For comic fans of the Mark Millar‘s original Civil War comics, the release of Marvel’s latest superhero film has been a a long time coming. The release of Captain America: Civil War is closer than ever and there’s never been a better time to marathon Marvel’s best as an appetizer to the new film.
An easy starting place for any Marvel marathon has to be Jon Favreau‘s Iron Man. It’s the film that set the stage by kicking off Marvel’s cinematic universe and still holds up as a pretty decent action romp almost a decade later. It’s by no means a perfect film but it’s a fun one – and fascinating one to revisit given all that’s come after.
Captain America: The First Avenger
Chris Evans‘ first appearance as the star-spangled man with a plan is a fascinating anomaly within the Marvel’s filmography. A hybrid of traditional superhero movie, complex period piece and pulpy war epic, The First Avenger represents the journey that Steve Rogers is set to reach the end of in Civil War. If that wasn’t enough, it also introduces Hayley Atwell‘s Peggy Carter and Dominic Cooper‘s Howard Stark. You can always go back to Captain America: The First Avenger.
Iron Man 3
Though often-maligned as one of the weakest superhero blockbusters in Marvel’s stable, Iron Man 3 does have a bizarre charm to it. Aside from being a strange blend of superhero and Christmas movie, this Shane Black-directed film also fleshes out a bit of the post-Avengers funk that ultimately pushes Tony Stark to the stand he’s set to take in Captain America: Civil War.
Avengers: Age of Ultron

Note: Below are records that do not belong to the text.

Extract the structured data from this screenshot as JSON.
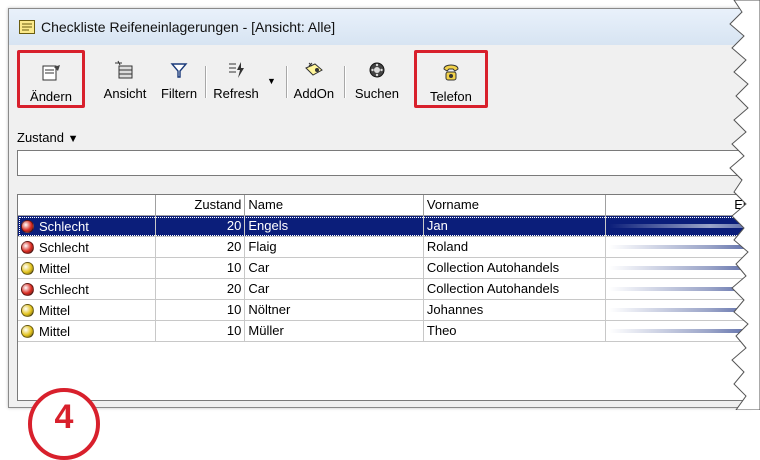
{
  "window": {
    "title": "Checkliste Reifeneinlagerungen  -  [Ansicht: Alle]"
  },
  "toolbar": {
    "aendern_label": "Ändern",
    "ansicht_label": "Ansicht",
    "filtern_label": "Filtern",
    "refresh_label": "Refresh",
    "addon_label": "AddOn",
    "suchen_label": "Suchen",
    "telefon_label": "Telefon"
  },
  "filter": {
    "zustand_label": "Zustand",
    "input_value": ""
  },
  "grid": {
    "columns": [
      "",
      "Zustand",
      "Name",
      "Vorname",
      "Ein"
    ],
    "rows": [
      {
        "status": "Schlecht",
        "status_color": "#d92a20",
        "zustand": "20",
        "name": "Engels",
        "vorname": "Jan",
        "selected": true
      },
      {
        "status": "Schlecht",
        "status_color": "#d92a20",
        "zustand": "20",
        "name": "Flaig",
        "vorname": "Roland",
        "selected": false
      },
      {
        "status": "Mittel",
        "status_color": "#e2c21a",
        "zustand": "10",
        "name": "Car",
        "vorname": "Collection Autohandels",
        "selected": false
      },
      {
        "status": "Schlecht",
        "status_color": "#d92a20",
        "zustand": "20",
        "name": "Car",
        "vorname": "Collection Autohandels",
        "selected": false
      },
      {
        "status": "Mittel",
        "status_color": "#e2c21a",
        "zustand": "10",
        "name": "Nöltner",
        "vorname": "Johannes",
        "selected": false
      },
      {
        "status": "Mittel",
        "status_color": "#e2c21a",
        "zustand": "10",
        "name": "Müller",
        "vorname": "Theo",
        "selected": false
      }
    ]
  },
  "annotation": {
    "step_number": "4",
    "highlight_color": "#d8202c"
  },
  "icons": [
    "notepad-icon",
    "edit-icon",
    "view-icon",
    "filter-icon",
    "refresh-icon",
    "addon-icon",
    "search-icon",
    "phone-icon"
  ]
}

Avengers: Age of Ultron has its problems to be sure but as a warmup for the coming Civil War, it’s hard to beat. As the last major Marvel film (Sorry Ant-Man!), it sets the stage for where our heroes are at prior to Civil War. The banter between Tony and Steve throughout works well to foreshadow the impending conflict of egos and ideologies between between the two. Ultron also introduces us to Vision (Paul Bettany) and Scarlet Witch (Elizabeth Olsen) – who are certain to play an important role in Civil War.
Captain America: The Winter Soldier
This is the big one. The bar against which Captain America: Civil War is inevitably going to be measured. The Russo Brothers’ first outing with Captain America saw him tackle adjustment to the modern world and the the morally-grey politics of surveillance. The Winter Soldier did to political thrillers what the first Captain America did for war films. It’s tight, impressive, punchy and considered by many to be the pinnacle of Marvel’s entire roster.
Captain America: Civil War drops into cinemas on April 28th.